The Qatar women’s national soccer team has now disappeared from the FIFA rankings. 187 countries are listed there, including the Cook Islands or neighboring Bahrain – but Qatar is missing. What happened? Qatar probably played their last official game on April 17, 2014 against Jordan with the then national coach Monika Staab. The Hessian football coach Staab was hired in 2013, took Qatar to 111th place in the FIFA rankings, but was suddenly fired after a year and a half: “They wanted a man as a coach, an Arabic-speaking man,” she explains. “They told me that.”
No replies, interview canceled
Since then, the women’s team has not played any official matches. When asked by the world association whether Qatar has kept its promise, the received ARD radio research sports No Answer. An interview with the putative goalkeeper of the national team – which apparently only exists in appearance – is cut short before the conversation begins. A representative of the so-called Women’s Sports Committee of Qatar intervenes before the interview has even started. Otherwise none of the women can be spoken to. At least the former national player Nour Loubani can comment. She says that the women’s national team is currently not represented in any competitions:

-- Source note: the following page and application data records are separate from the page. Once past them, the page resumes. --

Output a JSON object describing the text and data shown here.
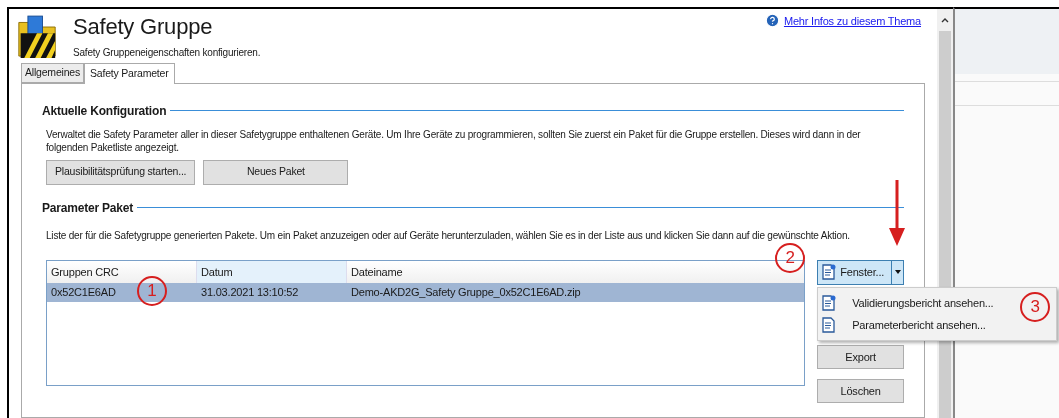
{
  "header": {
    "title": "Safety Gruppe",
    "subtitle": "Safety Gruppeneigenschaften konfigurieren.",
    "help_link": "Mehr Infos zu diesem Thema"
  },
  "tabs": [
    {
      "label": "Allgemeines",
      "selected": false
    },
    {
      "label": "Safety Parameter",
      "selected": true
    }
  ],
  "current_config": {
    "heading": "Aktuelle Konfiguration",
    "description": "Verwaltet die Safety Parameter aller in dieser Safetygruppe enthaltenen Geräte. Um Ihre Geräte zu programmieren, sollten Sie zuerst ein Paket für die Gruppe erstellen. Dieses wird dann in der folgenden Paketliste angezeigt.",
    "buttons": [
      "Plausibilitätsprüfung starten...",
      "Neues Paket"
    ]
  },
  "parameter_package": {
    "heading": "Parameter Paket",
    "description": "Liste der für die Safetygruppe generierten Pakete. Um ein Paket anzuzeigen oder auf Geräte herunterzuladen, wählen Sie es in der Liste aus und klicken Sie dann auf die gewünschte Aktion.",
    "table": {
      "columns": [
        "Gruppen CRC",
        "Datum",
        "Dateiname"
      ],
      "rows": [
        {
          "cells": [
            "0x52C1E6AD",
            "31.03.2021 13:10:52",
            "Demo-AKD2G_Safety Gruppe_0x52C1E6AD.zip"
          ],
          "selected": true
        }
      ]
    },
    "split_button": {
      "label": "Fenster...",
      "expanded": true
    },
    "menu": [
      "Validierungsbericht ansehen...",
      "Parameterbericht ansehen..."
    ],
    "buttons": [
      "Export",
      "Löschen"
    ]
  },
  "callouts": [
    "1",
    "2",
    "3"
  ]
}
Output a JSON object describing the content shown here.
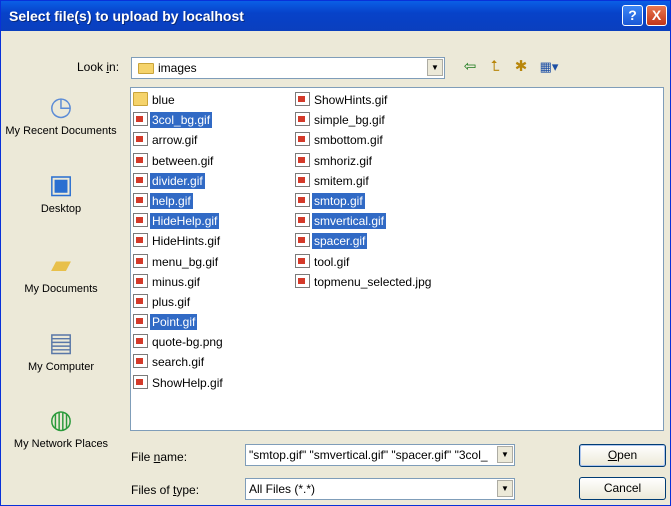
{
  "window": {
    "title": "Select file(s) to upload by localhost",
    "help_glyph": "?",
    "close_glyph": "X"
  },
  "toolbar": {
    "look_in_label_pre": "Look ",
    "look_in_label_key": "i",
    "look_in_label_post": "n:",
    "look_in_value": "images",
    "icons": [
      "back-icon",
      "up-folder-icon",
      "new-folder-icon",
      "view-menu-icon"
    ]
  },
  "places": [
    {
      "label": "My Recent Documents",
      "icon": "recent-documents-icon"
    },
    {
      "label": "Desktop",
      "icon": "desktop-icon"
    },
    {
      "label": "My Documents",
      "icon": "my-documents-icon"
    },
    {
      "label": "My Computer",
      "icon": "my-computer-icon"
    },
    {
      "label": "My Network Places",
      "icon": "network-places-icon"
    }
  ],
  "files": {
    "column1": [
      {
        "name": "blue",
        "type": "folder",
        "selected": false
      },
      {
        "name": "3col_bg.gif",
        "type": "file",
        "selected": true
      },
      {
        "name": "arrow.gif",
        "type": "file",
        "selected": false
      },
      {
        "name": "between.gif",
        "type": "file",
        "selected": false
      },
      {
        "name": "divider.gif",
        "type": "file",
        "selected": true
      },
      {
        "name": "help.gif",
        "type": "file",
        "selected": true
      },
      {
        "name": "HideHelp.gif",
        "type": "file",
        "selected": true
      },
      {
        "name": "HideHints.gif",
        "type": "file",
        "selected": false
      },
      {
        "name": "menu_bg.gif",
        "type": "file",
        "selected": false
      },
      {
        "name": "minus.gif",
        "type": "file",
        "selected": false
      },
      {
        "name": "plus.gif",
        "type": "file",
        "selected": false
      },
      {
        "name": "Point.gif",
        "type": "file",
        "selected": true
      },
      {
        "name": "quote-bg.png",
        "type": "file",
        "selected": false
      },
      {
        "name": "search.gif",
        "type": "file",
        "selected": false
      },
      {
        "name": "ShowHelp.gif",
        "type": "file",
        "selected": false
      }
    ],
    "column2": [
      {
        "name": "ShowHints.gif",
        "type": "file",
        "selected": false
      },
      {
        "name": "simple_bg.gif",
        "type": "file",
        "selected": false
      },
      {
        "name": "smbottom.gif",
        "type": "file",
        "selected": false
      },
      {
        "name": "smhoriz.gif",
        "type": "file",
        "selected": false
      },
      {
        "name": "smitem.gif",
        "type": "file",
        "selected": false
      },
      {
        "name": "smtop.gif",
        "type": "file",
        "selected": true
      },
      {
        "name": "smvertical.gif",
        "type": "file",
        "selected": true
      },
      {
        "name": "spacer.gif",
        "type": "file",
        "selected": true
      },
      {
        "name": "tool.gif",
        "type": "file",
        "selected": false
      },
      {
        "name": "topmenu_selected.jpg",
        "type": "file",
        "selected": false
      }
    ]
  },
  "form": {
    "file_name_label_pre": "File ",
    "file_name_label_key": "n",
    "file_name_label_post": "ame:",
    "file_name_value": "\"smtop.gif\" \"smvertical.gif\" \"spacer.gif\" \"3col_",
    "file_type_label_pre": "Files of ",
    "file_type_label_key": "t",
    "file_type_label_post": "ype:",
    "file_type_value": "All Files (*.*)"
  },
  "buttons": {
    "open_key": "O",
    "open_rest": "pen",
    "cancel": "Cancel"
  },
  "colors": {
    "title_bar": "#0a5fe6",
    "selection": "#316ac5",
    "dialog_bg": "#ece9d8"
  }
}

“There was a friendly game there a few months ago. But there is no regular training. And there are no competitions either. Before we had any, but now I don’t think there are any more.”
– Nour Loubani
Restricted women’s rights
In connection with the World Cup, Qatar made a pledge to promote women’s football. It was not redeemed. In general, things are still bad for women’s sports in the desert state, explains political scientist and sociologist Tina Sanders: “There are these Wahhabi clerics who generally do not want to accept women’s sports and who have expressed the fear that women could lose their virginity by practicing sports.” Women are allowed to do sports by law and therefore do not need permission from men either, but: “In everyday social life, women usually have to be covered with an abaya or a headscarf and they are forced to have a male guardian. That means, that girls and women can be banned by their fathers and husbands from playing football, visiting stadiums or taking off their veils to do so,” explains Sanders.
The sports-loving 21-year-old student Ghaida from North Western University in Doha gives an insight into her everyday life. She has played soccer against all odds since she was a child:
“A teacher once wanted us to line up in front of the whole class. And he said, ‘I saw you girls playing soccer with the boys’. He was very religious and then he said, ‘It’s not allowed, why are you out there?’ It was very humbling and, to be honest, after that it became very difficult for me to feel comfortable on the football field and at school.”
– Student Ghaida
Former national coach Staab disappointed
Coach Monika Staab, who only briefly coached the Qatar women’s national team and is now in Saudi Arabia, still regularly calls players from her former team. They are very sad that Qatar has not yet managed to establish women’s football. Monika Staab’s impression – there is no real interest in promoting women’s football:
“Where is the league on a large field? Where do the girls play? Where do you have clubs where they are encouraged and can play games?”
– Monica Staab
Staab cannot understand the Qatari association’s arguments: “They say we don’t have enough women to play, that’s nonsense. It’s not because of the population. It’s because of how seriously I promote women’s football. And how ready I am am what to do for women’s football.” She also sees FIFA as having a responsibility when it comes to women’s football in Qatar: “I think FIFA should ask more questions.”
Situation problematic for women’s football
After the research, considerable doubts remain as to whether anything will change for women’s football in Qatar after the World Cup. The interview with Shaima Abdullah, the national goalkeeper, was forbidden on the spot. Other players didn’t even respond to interview requests. And officials from the Qatar Football Association and the Sports Committee for Women were also not willing to talk despite repeated requests.
A lack of structures and a lack of acceptance are the problem. Because even if the state allows women’s football, it also allows men to ban women from the sport.